When the UK Prime Minister May takes to the microphone in Florence on Friday, there will be just 27 days to go until a crucial European Council vote on whether enough progress has been made on exit issues to move onto trade talks. So far, the UK and EU have made little headway on the key issue of financial liabilities, and the European Parliament is reportedly set to vote on a resolution in early October, noting there has not been 'sufficient progress' to justify moving negotiations forwards. So can PM May's speech change this?

Countdown to key European Council vote


When it comes to cost, the devil is in the detail

Ahead of the speech, various press reports suggest the UK is willing to make a net contribution of roughly €20 billion to ensure no other EU nation will need to make up a budget shortfall during a two-year transition. While she reportedly may not quote a specific figure in the speech, the gesture may help to foster a slightly more constructive dialogue between both sides during the next round of talks on Monday. But it is unlikely to be enough to convince EU leaders that enough progress has been made. 

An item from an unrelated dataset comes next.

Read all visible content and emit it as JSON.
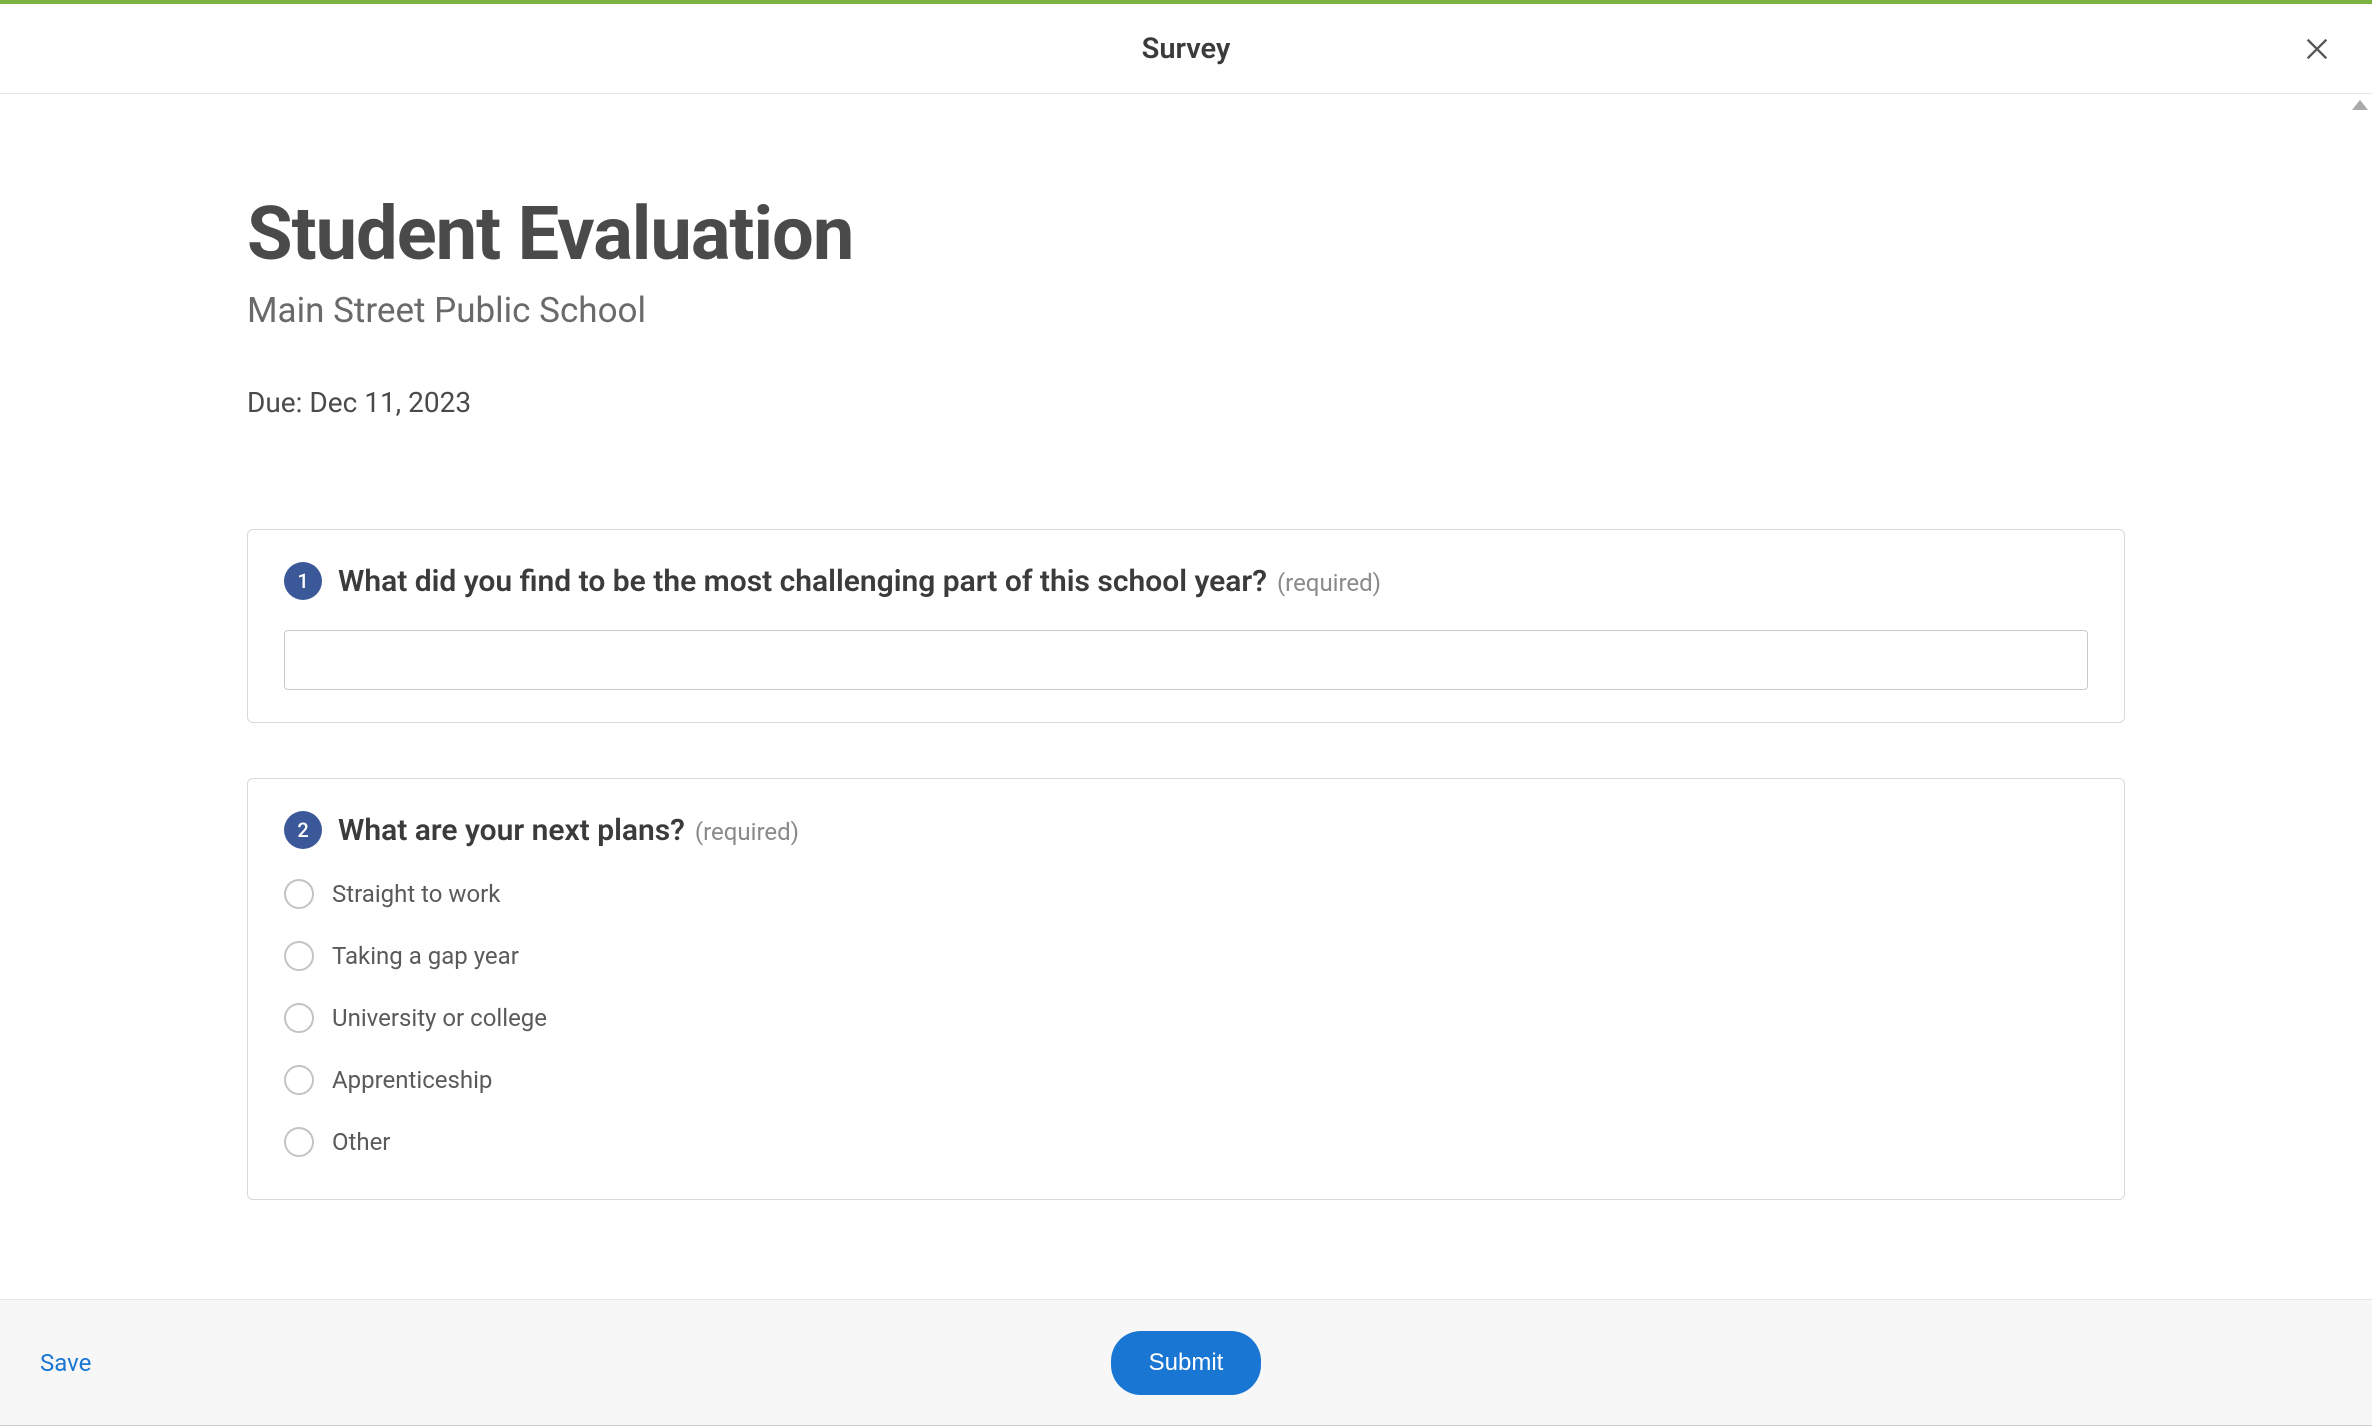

The big sticking point is that the European side wants further commitments to honour longer-term costs, including pension liabilities, legal commitments and contingent liabilities, set aside in case a member state defaults on a loan. There's also the contentious issue of whether the UK's rebate, negotiated by Margaret Thatcher, should be included - and by extension, whether the UK should continue paying for farm subsidies, which the rebate was originally linked to.


Reported value of UK's budget offer

(Source: FT)

Rumours or truth?

The BBC is also reporting the €20bn payment is also contingent on access to the single market during the transition. This is reportedly slightly more contentious in Europe, and it's likely that the UK would also have to accept all four freedoms of the market - including freedom of movement - which may not be popular at home.

So for now at least, without progress on these various issues, it looks unlikely that resolution will be reached before the European Council's October vote.

If no progress is made, what happens next?

When it comes to the divorce bill, the Prime Minister has two dilemmas. The first is the UK government is aware that money is a key bargaining chip in the talks. That's why the UK has been vocal in pushing to discuss trade talks in tandem with issues surrounding costs, and one minister told the BBC's Kuenssberg that money is "our only leverage".

But the more imminent conundrum for Theresa May is political. A Guardian/ICM poll in August found that only 18% would view a £20bn bill as acceptable, and with only a matter of days until the Conservative Party conference, she will be keen to avoid negative headlines. 

This means that the deadlock between London and Brussels may still take some time to break. But the better news, at least for markets, is that the UK cabinet has reportedly agreed on the possibility of a two year transition deal. Whilst it could take some time before this is formally agreed, it would be a positive for both UK markets and the economy as the tail-risk of a cliff edge fades even more.